-- INPUT FOR THIS TASK follows --

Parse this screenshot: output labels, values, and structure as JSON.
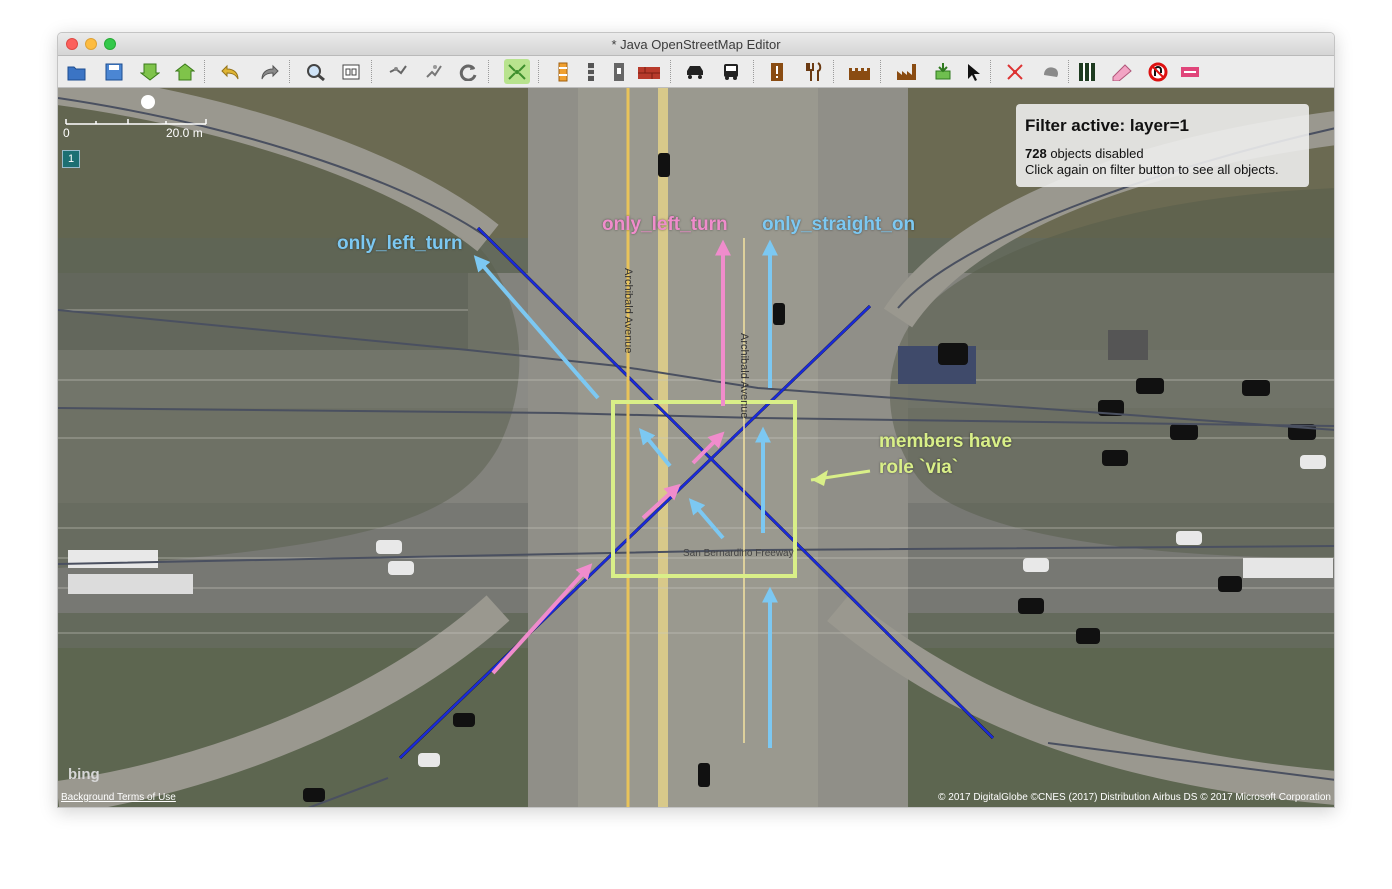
{
  "window": {
    "title": "* Java OpenStreetMap Editor"
  },
  "toolbar": {
    "buttons": [
      "open-file",
      "save",
      "download",
      "upload",
      "undo",
      "redo",
      "zoom",
      "wireframe",
      "imagery",
      "plugin",
      "refresh",
      "select-area",
      "barrier-a",
      "barrier-b",
      "gate",
      "wall",
      "car",
      "bus",
      "tower",
      "restaurant",
      "castle",
      "factory",
      "node-tool",
      "select-cursor",
      "draw",
      "preset-shape",
      "road",
      "tag-pencil",
      "no-u-turn",
      "no-entry"
    ]
  },
  "map": {
    "scale": {
      "zero": "0",
      "distance": "20.0 m"
    },
    "layer_badge": "1",
    "filter": {
      "title": "Filter active: layer=1",
      "count": "728",
      "disabled_text": "objects disabled",
      "hint": "Click again on filter button to see all objects."
    },
    "annotations": {
      "left_left": "only_left_turn",
      "top_left": "only_left_turn",
      "straight": "only_straight_on",
      "via_line1": "members have",
      "via_line2": "role `via`"
    },
    "colors": {
      "blue_label": "#7cc8f2",
      "pink_label": "#f08ccc",
      "green_label": "#d9ef88",
      "road_blue": "#1a2ad8"
    },
    "road_names": {
      "avenue": "Archibald Avenue",
      "freeway": "San Bernardino Freeway"
    },
    "bing": "bing",
    "terms": "Background Terms of Use",
    "copyright": "© 2017 DigitalGlobe ©CNES (2017) Distribution Airbus DS © 2017 Microsoft Corporation"
  }
}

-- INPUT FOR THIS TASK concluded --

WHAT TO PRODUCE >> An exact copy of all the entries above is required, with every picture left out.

EXPECTED ANSWER >>
Parse this screenshot: output labels, values, and structure as JSON.
{
  "window": {
    "title": "* Java OpenStreetMap Editor"
  },
  "toolbar": {
    "buttons": [
      "open-file",
      "save",
      "download",
      "upload",
      "undo",
      "redo",
      "zoom",
      "wireframe",
      "imagery",
      "plugin",
      "refresh",
      "select-area",
      "barrier-a",
      "barrier-b",
      "gate",
      "wall",
      "car",
      "bus",
      "tower",
      "restaurant",
      "castle",
      "factory",
      "node-tool",
      "select-cursor",
      "draw",
      "preset-shape",
      "road",
      "tag-pencil",
      "no-u-turn",
      "no-entry"
    ]
  },
  "map": {
    "scale": {
      "zero": "0",
      "distance": "20.0 m"
    },
    "layer_badge": "1",
    "filter": {
      "title": "Filter active: layer=1",
      "count": "728",
      "disabled_text": "objects disabled",
      "hint": "Click again on filter button to see all objects."
    },
    "annotations": {
      "left_left": "only_left_turn",
      "top_left": "only_left_turn",
      "straight": "only_straight_on",
      "via_line1": "members have",
      "via_line2": "role `via`"
    },
    "colors": {
      "blue_label": "#7cc8f2",
      "pink_label": "#f08ccc",
      "green_label": "#d9ef88",
      "road_blue": "#1a2ad8"
    },
    "road_names": {
      "avenue": "Archibald Avenue",
      "freeway": "San Bernardino Freeway"
    },
    "bing": "bing",
    "terms": "Background Terms of Use",
    "copyright": "© 2017 DigitalGlobe ©CNES (2017) Distribution Airbus DS © 2017 Microsoft Corporation"
  }
}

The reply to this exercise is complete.